pavement thickness requirements.) The lower portion of the base (at least 4 inches) should be designed as a filter.

Surface freezing index = (air freezing index) x (correction factor)

= 5500 x (0.7)

= 3850 degree days (F)

By figure 9, for 24-in. base, depth of freeze below base = 58 in.

By figure 9, for 48-in. base, depth of freeze below base = 45 in.

Interpolating for 32-in. base depth of freeze below

32 - 24

base = 58-

(58-45) = 54 in.

48 - 24

Depth of thaw:

Surface thawing index = 4800 degree days (F)

By figure 8, for 24-in. base, depth of thaw below base = 52 in.

By figure 8, for 48-in. base, depth of thaw below base = 44 in.

32 - 24

Interpolating, for 32-in. base 52 =

(52-44) = 49 in.

48 - 24

This would indicate that the permafrost probably would not degrade, since the depth of freeze is, by computation, 5

inches greater than the depth of thaw.

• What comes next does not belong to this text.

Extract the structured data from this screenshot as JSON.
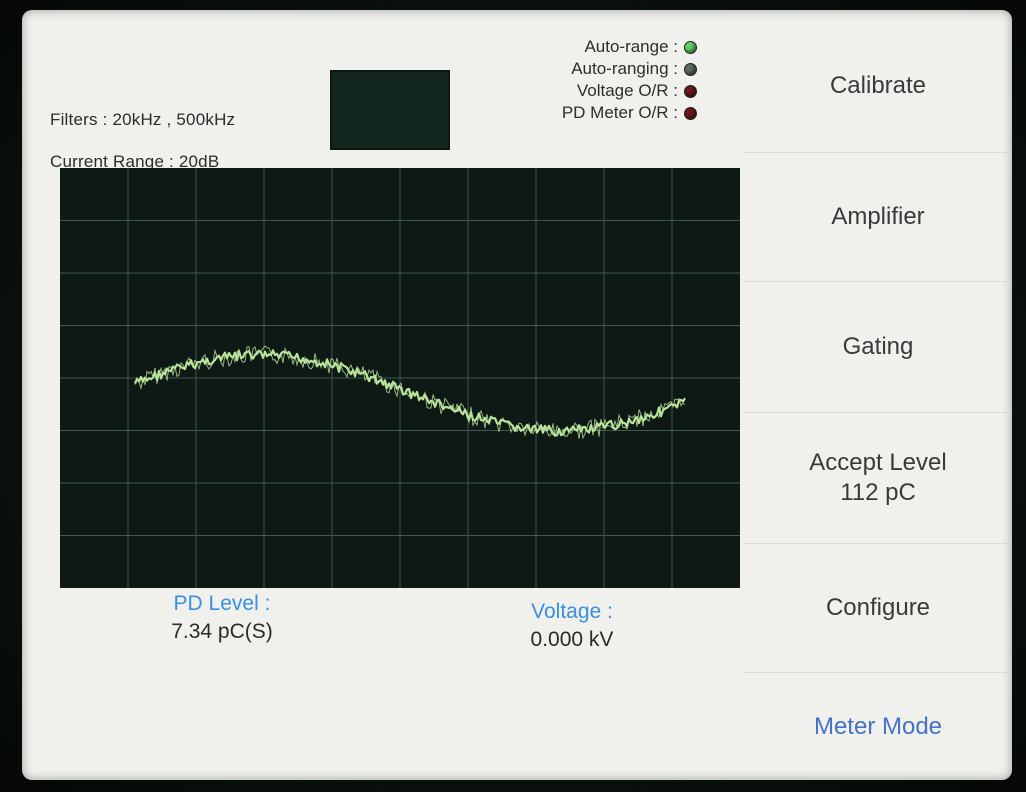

The soils should be investigated to a depth of at least 4 feet beneath the proposed subgrade elevation for nonuniformity

and isolated pockets of high frost-susceptibility.

(2) * Rigid payment*. Although the use of rigid pavements is not recommended over an F4 soil, assume for the

purpose of this example that special conditions dictate its use.

(*a) Design to restrict annual thaw to pavement and base depth*. It would be impractical to design a base

depth to keep the subgrade from thawing, as was shown for the flexible pavement.

(*b) Design based on reduced strength of subgrade*. A base thickness equal to one-half the depth of the

subgrade that will be subject to freezing and thawing is required. In no case should the base thickness be less than 24

inches nor greater than 48 inches.

Surface freezing index = 3850 degree days (F)

By figure 9, for 24-in. base, depth of freeze below base = 58 in.

By figure 9, for 48-in. base, depth of freeze below base = 45 in.

Depth of thaw:

Surface thawing index = 4800 degree days (F)

By figure 8, for 24-in. base, depth of thaw below base = 52 in.

By figure 8, for 48-in. base, depth of thaw below base = 44 in.

From the above, with a depth of thaw for the minimum base thickness (24 inches) less than the depth of freeze for that

thickness, it is evident that only 52 inches of subgrade is subjected to annual freeze and thaw. Therefore, a base

thickness one-half the depth of thaw or 26 inches would be used. At least 4 inches of the lower portion of this base

should be designed as a filter.

The slab thickness may be determined by use of figure 10 and the pavement design curves in part XII, chapter 3. By

figure 10, a subgrade modulus of 150 lbs. per sq. in. per in. is obtained. By the curve of part XII, chapter 3 a slab

thickness of 11 inches is obtained.

Design an airfield taxiway for both flexible and rigid pavements, to withstand a 100,000 pound dual wheel load,

contact area each wheel 267 sq. in., for the following conditions:

Mean air thawing index, 300 degree days (F)

Mean air freezing index, 9000 degree days (F)

Subgrade = silty sand, 10 percent by weight of grains finer than 0.02 mm., moisture content=25 percent group

F2

Subgrade modulus, *k *(test made on top of gravel base) =300 lbs./sq. in./in.

Base CBR=80 percent

Integrated Publishing, Inc. |